Why: Instructional strategy.

 

Status of the Class:

What: This term originates from the work of Nancie Atwell. Before releasing students from the gathering place, the teacher will ask each student to name what they are going to be working on in Writing Workshop that day.

Why: Goal setting and focus writing.

 

Writing in the Air:

What: Writing in the air is a planning strategy. Sometimes you might teach students to plan by orally rehearsing (practicing out loud) what you want to write and pretend write it in the air during the active engagement portion of the mini lesson.  

Why:  A quick and effective technique to demonstrate your own writing. 

 

Seed Ideas in Primary Grades:

What:  This term originals from the original Units of Study for Primary Writing by Lucy Calkins and Colleagues.  When writing a personal narrative, a seed idea is a small moment, or event that took place only a small part of one day. Seed ideas are narrowly focused and generally easier to write about in detail.  

Why: Planning strategy.

 

Watermelon Ideas vs Seed Ideas in Primary Grades:

What: Using the analogy to a watermelon. This is a topic or an idea that is very broad. It generally stretches across many days, a week or two. It often results in summarizing rather than storytelling. Primary students are encouraged to narrow their storytelling focus and to capture the smaller event or seed idea. Watermelon and seed ideas were included in the original Units of Study for Primary Writing by Lucy Calkins and Colleagues.

Why: Planning strategy.

 

Story Mountain or Story Arc:

What: Using the analogy to a mountain. A story mountain or story arc is a planning tool (graphic organizer) to help intermediate grade writers develop suspense. Fiction writers write stories to tell how problems were solved. Using the story mountain or story arc, writers develop the plot and action through plotting out across the arc small events that build to the eventual problem solving event.

Why: Planning strategy.

 

The Heart of the Story:

What: Writer uses internal thinking by including internal dialogue, facial expressions, and gestures to reveal the significance of the event.

Why: Elaboration strategy.

 

Show, Don’t Tell:

 What: Writer uses action, dialogue, details, internal thinking, or gestures, to help the reader visualize what’s happening in the story.  

Why: Elaboration strategy.

 

Flash Drafts in Intermediate Grades:

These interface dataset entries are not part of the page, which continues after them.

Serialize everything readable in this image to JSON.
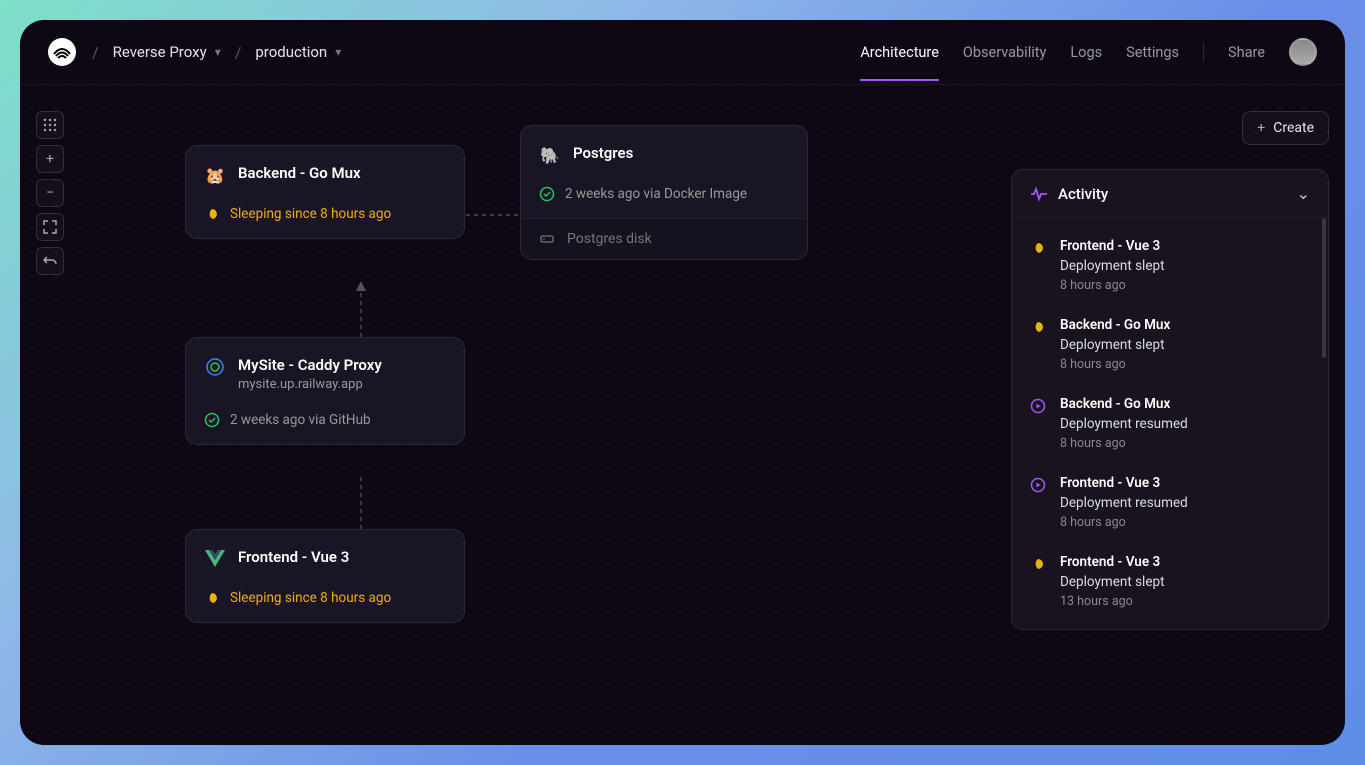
{
  "breadcrumb": {
    "project": "Reverse Proxy",
    "env": "production"
  },
  "nav": {
    "architecture": "Architecture",
    "observability": "Observability",
    "logs": "Logs",
    "settings": "Settings",
    "share": "Share"
  },
  "create_label": "Create",
  "nodes": {
    "backend": {
      "title": "Backend - Go Mux",
      "status": "Sleeping since 8 hours ago"
    },
    "postgres": {
      "title": "Postgres",
      "status": "2 weeks ago via Docker Image",
      "disk": "Postgres disk"
    },
    "caddy": {
      "title": "MySite - Caddy Proxy",
      "subtitle": "mysite.up.railway.app",
      "status": "2 weeks ago via GitHub"
    },
    "frontend": {
      "title": "Frontend - Vue 3",
      "status": "Sleeping since 8 hours ago"
    }
  },
  "activity": {
    "title": "Activity",
    "items": [
      {
        "name": "Frontend - Vue 3",
        "desc": "Deployment slept",
        "time": "8 hours ago",
        "icon": "sleep"
      },
      {
        "name": "Backend - Go Mux",
        "desc": "Deployment slept",
        "time": "8 hours ago",
        "icon": "sleep"
      },
      {
        "name": "Backend - Go Mux",
        "desc": "Deployment resumed",
        "time": "8 hours ago",
        "icon": "resume"
      },
      {
        "name": "Frontend - Vue 3",
        "desc": "Deployment resumed",
        "time": "8 hours ago",
        "icon": "resume"
      },
      {
        "name": "Frontend - Vue 3",
        "desc": "Deployment slept",
        "time": "13 hours ago",
        "icon": "sleep"
      }
    ]
  }
}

What: Term to describe drafts that intermediate grade level students (Grades 3 and about) write “fast and furiously” during one workshop period. Builds to stamina and volume of writing. Writers work to get all their thoughts down on the paper applying all they know about a specific genre when drafting.  

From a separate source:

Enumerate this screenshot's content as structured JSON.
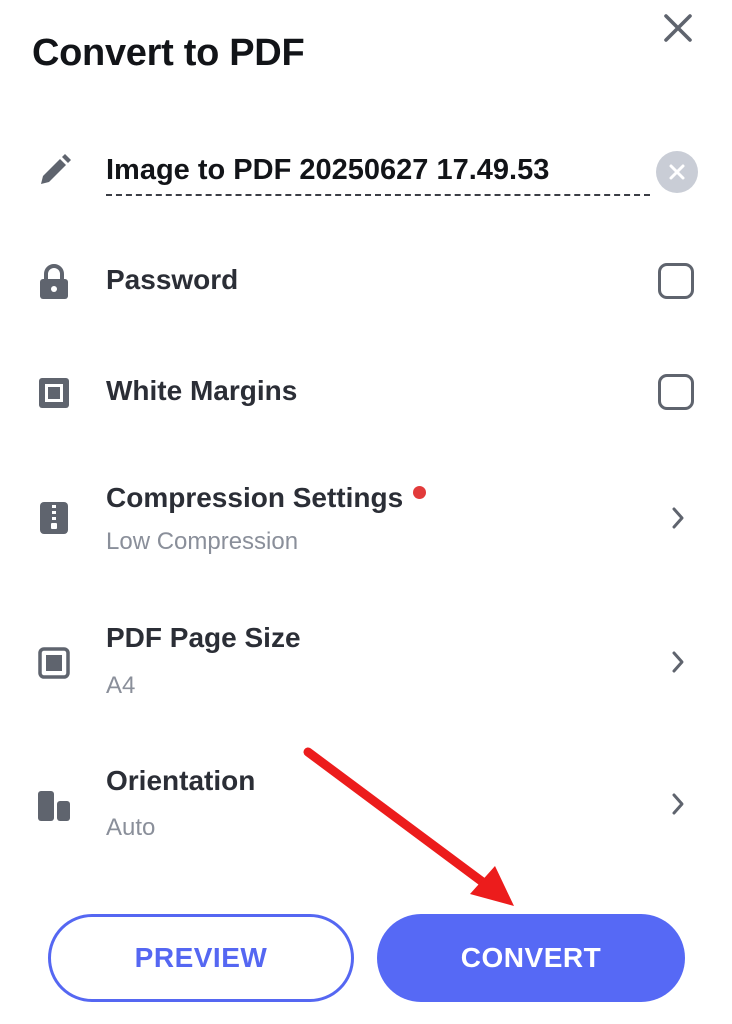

Why: Drafting strategy.

 

Boxes and Bullets in Intermediate Grades:

What: An outlining method for essay writing. The main idea (or topic) is written in the box and the subtopics are bulleted below.

Why: Planning strategy.

 

And there you have it, the 12 Most Common Writing Workshop Procedures and Strategies! Do you have any other tips for implementing the Writing Workshop Model of instruction?  If so please share, I’d love to hear how your school is implementing the Writing Workshop Model. Share in the comment section here or write in at the Ask Anything section in the sidebar! 

Now, I really hope this April series of little posts has been helping to untangle some Writing Workshop terms. My goal is that this April series serves as a little Writing Workshop lingo go-to for you! In saying that, if there is anything I haven't touched upon in this series or that you have questions about please share in the comments section below, the ask anything section in the side bar,  or email through your questions. I'm here to answer them all!

Lastly, in the hopes that this series serves as a little lingo go-to I've combined all the posts from this series into a freebie glossary available on my TpT store! For my complete Writing Workshop Glossary of Terms Freebie please visit my Pure Literacy Teachers Pay Teachers site.

 

 

Tune in next week for answers to your questions and the final wrap up discussion on the April Writing Workshop Glossary of Terms Series!

Happy Reading!